Bonn on summit: approval with reservations. Germans concerned with locations of, limits on nuclear arms
Wall Street world is turning so fast that clock replaces calendar
Getting the story straight
Government split over sanctions
Mazrui: `My life is one long debate'
Zia tops Pakistan's political triangle . . . as Junejo faces criticism and Bhutto battles party disunity
From actress to lawyer to tax reformer
Speaking for teacher `professionalism'
African scholar's interpretation of Africa raises hackles
`Steady as she goes' outdoes `full speed' for world's wary helmsmen
Summit vital to Gorbachev's home agenda. Arms deal could free funds for Soviet domestic reforms
Chilly US-Sweden relations show signs of rapid thaw. Growing speculation that Swedish leader will visit US
More women running for higher offices. Geraldine Ferraro lost, but she may have ignited a trend
`Peggy Sue Got Married': Francis Coppola's got a winner
Baptist lobbyists earn congressional respect
Why 100,000 white Rhodesians never left Zimbabwe. It may be frustrating, but it's home
Met begins much-awaited `Ring' cycle with `Die Walk"ure'
Grandmothers of the `disappeared'. The search goes on for children who vanished during Argentina's military rule
Pretoria not cowed by US sanctions. Sanctions expected to hurt, but not challenge S. Africa's military and economic power in region
In Britain, railway pensioners own rare books and Monets. A glimpse at the British Rail Pension Fund's distinguished and varied art collection
Playing the China card
W. Bank Palestinians differ on Jordan's higher profile in area
Rehnquist era may mean new course for high court
Opinion, page 20
New version of hi-fi electronics creates din in the industry
Alabama GOP makes inroads as gubernatorial race gets nasty
National GOP puts big effort into saving Nevada Senate seat
Solidarity: out of hiding and into the spotlight
Study of the `deeply poisonous rancor that is anti-Semitism'
News In Brief
Art with respect for nature; new works at the Whitney
Populace boom strains Mexico City's resources. 40 to 50 million people by century's end means more traffic, smog, noise
Of ethics and `info-tech'. Are opportunities for knowledge becoming obligations?
Louisiana's sanctions appear to deter hiring of illegal aliens. As state exacts employer fines, fewer illegals able to find work
Spiritual views and God's goodness at hand
A decade of protest and struggle to find Argentina's missing children
A federal era ends.

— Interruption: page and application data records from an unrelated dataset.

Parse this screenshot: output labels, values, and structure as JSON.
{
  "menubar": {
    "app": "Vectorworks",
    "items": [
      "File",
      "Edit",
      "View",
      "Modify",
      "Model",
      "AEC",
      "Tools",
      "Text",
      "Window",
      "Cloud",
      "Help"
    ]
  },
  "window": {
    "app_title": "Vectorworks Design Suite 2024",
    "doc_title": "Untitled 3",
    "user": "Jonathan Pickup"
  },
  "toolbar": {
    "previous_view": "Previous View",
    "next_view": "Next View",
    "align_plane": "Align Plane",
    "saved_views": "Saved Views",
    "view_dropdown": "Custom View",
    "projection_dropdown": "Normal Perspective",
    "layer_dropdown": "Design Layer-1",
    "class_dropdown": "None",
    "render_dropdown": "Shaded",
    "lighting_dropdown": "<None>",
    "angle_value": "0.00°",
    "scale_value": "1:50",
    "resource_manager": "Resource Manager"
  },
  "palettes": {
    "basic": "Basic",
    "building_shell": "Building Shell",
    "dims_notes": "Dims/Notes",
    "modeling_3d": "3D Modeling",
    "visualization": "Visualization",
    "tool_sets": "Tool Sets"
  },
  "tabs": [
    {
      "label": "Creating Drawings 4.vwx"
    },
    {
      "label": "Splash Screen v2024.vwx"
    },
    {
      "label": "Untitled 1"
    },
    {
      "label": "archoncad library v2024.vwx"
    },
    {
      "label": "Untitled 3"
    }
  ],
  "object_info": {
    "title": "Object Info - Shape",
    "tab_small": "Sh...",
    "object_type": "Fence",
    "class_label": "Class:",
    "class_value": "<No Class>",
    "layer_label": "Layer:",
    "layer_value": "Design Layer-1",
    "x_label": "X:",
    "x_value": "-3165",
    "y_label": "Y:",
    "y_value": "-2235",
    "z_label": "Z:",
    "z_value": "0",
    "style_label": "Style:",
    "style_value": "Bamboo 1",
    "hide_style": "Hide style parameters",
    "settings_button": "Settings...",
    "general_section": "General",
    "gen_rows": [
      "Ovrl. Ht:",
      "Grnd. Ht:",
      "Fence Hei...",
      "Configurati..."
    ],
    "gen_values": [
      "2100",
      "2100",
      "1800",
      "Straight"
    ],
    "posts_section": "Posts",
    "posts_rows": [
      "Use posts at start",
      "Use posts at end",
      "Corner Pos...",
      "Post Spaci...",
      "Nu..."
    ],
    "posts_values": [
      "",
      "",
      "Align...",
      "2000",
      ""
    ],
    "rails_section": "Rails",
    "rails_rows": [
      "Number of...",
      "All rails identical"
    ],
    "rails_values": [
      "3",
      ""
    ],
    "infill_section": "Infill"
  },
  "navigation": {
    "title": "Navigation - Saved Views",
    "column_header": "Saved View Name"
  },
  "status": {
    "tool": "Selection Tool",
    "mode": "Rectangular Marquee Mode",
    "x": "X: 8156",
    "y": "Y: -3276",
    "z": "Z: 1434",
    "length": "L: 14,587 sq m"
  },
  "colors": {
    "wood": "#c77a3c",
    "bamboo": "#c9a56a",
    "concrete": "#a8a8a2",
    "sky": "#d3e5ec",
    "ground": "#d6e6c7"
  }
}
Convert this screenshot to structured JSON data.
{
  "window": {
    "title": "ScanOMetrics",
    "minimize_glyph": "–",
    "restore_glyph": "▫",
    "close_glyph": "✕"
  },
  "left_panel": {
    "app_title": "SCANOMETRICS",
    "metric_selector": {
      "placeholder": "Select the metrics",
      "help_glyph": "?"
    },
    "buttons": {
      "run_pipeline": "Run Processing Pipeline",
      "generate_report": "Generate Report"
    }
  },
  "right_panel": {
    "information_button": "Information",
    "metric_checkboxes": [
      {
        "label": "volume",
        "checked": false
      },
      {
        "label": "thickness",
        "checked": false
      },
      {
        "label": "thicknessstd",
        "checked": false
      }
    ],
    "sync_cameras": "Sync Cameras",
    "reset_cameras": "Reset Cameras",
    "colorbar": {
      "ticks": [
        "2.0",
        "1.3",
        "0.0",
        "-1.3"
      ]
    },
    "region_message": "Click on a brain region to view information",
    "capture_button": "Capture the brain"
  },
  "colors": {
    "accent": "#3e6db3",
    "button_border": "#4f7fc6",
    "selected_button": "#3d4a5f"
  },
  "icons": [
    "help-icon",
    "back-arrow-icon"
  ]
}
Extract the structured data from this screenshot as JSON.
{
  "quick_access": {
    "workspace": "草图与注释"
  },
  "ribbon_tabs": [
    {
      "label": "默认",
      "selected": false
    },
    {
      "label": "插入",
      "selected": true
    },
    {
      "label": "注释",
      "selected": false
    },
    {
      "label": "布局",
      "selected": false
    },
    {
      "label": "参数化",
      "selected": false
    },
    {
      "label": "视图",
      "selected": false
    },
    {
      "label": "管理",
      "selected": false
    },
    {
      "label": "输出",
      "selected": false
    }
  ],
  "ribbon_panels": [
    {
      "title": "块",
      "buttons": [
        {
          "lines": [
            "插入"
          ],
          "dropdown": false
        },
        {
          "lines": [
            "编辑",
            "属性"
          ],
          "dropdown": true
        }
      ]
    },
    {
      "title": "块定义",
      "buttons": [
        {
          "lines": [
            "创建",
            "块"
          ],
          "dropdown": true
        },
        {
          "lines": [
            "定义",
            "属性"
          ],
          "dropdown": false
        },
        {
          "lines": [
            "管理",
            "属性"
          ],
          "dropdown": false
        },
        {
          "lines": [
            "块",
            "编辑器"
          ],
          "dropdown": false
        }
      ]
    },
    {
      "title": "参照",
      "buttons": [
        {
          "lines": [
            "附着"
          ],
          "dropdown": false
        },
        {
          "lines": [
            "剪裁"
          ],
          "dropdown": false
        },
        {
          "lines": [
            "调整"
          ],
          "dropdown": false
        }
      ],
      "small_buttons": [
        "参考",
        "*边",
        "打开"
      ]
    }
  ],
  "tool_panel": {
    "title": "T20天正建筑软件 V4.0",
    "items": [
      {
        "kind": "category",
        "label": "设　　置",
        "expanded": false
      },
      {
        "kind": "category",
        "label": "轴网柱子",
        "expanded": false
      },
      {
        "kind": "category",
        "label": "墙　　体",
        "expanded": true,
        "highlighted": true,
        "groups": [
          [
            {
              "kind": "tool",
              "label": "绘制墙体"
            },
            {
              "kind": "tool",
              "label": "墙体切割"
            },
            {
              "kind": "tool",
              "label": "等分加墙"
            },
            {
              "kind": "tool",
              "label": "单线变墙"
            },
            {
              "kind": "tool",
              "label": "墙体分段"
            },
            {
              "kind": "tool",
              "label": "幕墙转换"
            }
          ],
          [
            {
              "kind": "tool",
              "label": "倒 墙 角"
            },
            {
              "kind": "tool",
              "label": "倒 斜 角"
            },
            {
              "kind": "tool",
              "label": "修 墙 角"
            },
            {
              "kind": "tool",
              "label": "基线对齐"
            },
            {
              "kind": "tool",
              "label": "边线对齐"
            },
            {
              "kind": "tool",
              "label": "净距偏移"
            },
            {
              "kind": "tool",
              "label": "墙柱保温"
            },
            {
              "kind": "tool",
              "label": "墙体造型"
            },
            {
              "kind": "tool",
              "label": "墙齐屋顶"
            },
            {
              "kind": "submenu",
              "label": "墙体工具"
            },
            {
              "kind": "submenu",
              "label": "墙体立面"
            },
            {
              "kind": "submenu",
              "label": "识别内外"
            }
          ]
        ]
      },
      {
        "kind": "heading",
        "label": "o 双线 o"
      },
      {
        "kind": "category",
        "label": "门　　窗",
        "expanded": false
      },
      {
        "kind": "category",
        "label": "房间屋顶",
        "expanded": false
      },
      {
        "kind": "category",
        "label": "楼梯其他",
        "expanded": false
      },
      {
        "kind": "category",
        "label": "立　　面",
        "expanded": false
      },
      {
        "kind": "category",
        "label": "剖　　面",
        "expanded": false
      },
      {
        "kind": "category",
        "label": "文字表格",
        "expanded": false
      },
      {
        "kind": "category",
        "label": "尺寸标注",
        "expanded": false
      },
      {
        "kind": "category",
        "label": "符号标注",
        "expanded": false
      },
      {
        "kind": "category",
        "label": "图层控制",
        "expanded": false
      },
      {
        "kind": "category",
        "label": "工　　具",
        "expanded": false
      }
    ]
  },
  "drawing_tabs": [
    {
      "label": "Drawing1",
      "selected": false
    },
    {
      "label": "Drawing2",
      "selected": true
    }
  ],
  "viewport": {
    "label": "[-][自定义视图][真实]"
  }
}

For 14 years federal revenue-sharing has helped big cities and tiny communities across the nation. Now it is over, the victim of...
Confidence building in Stockholm: small steps
Possible IMF heir airs mostly upbeat view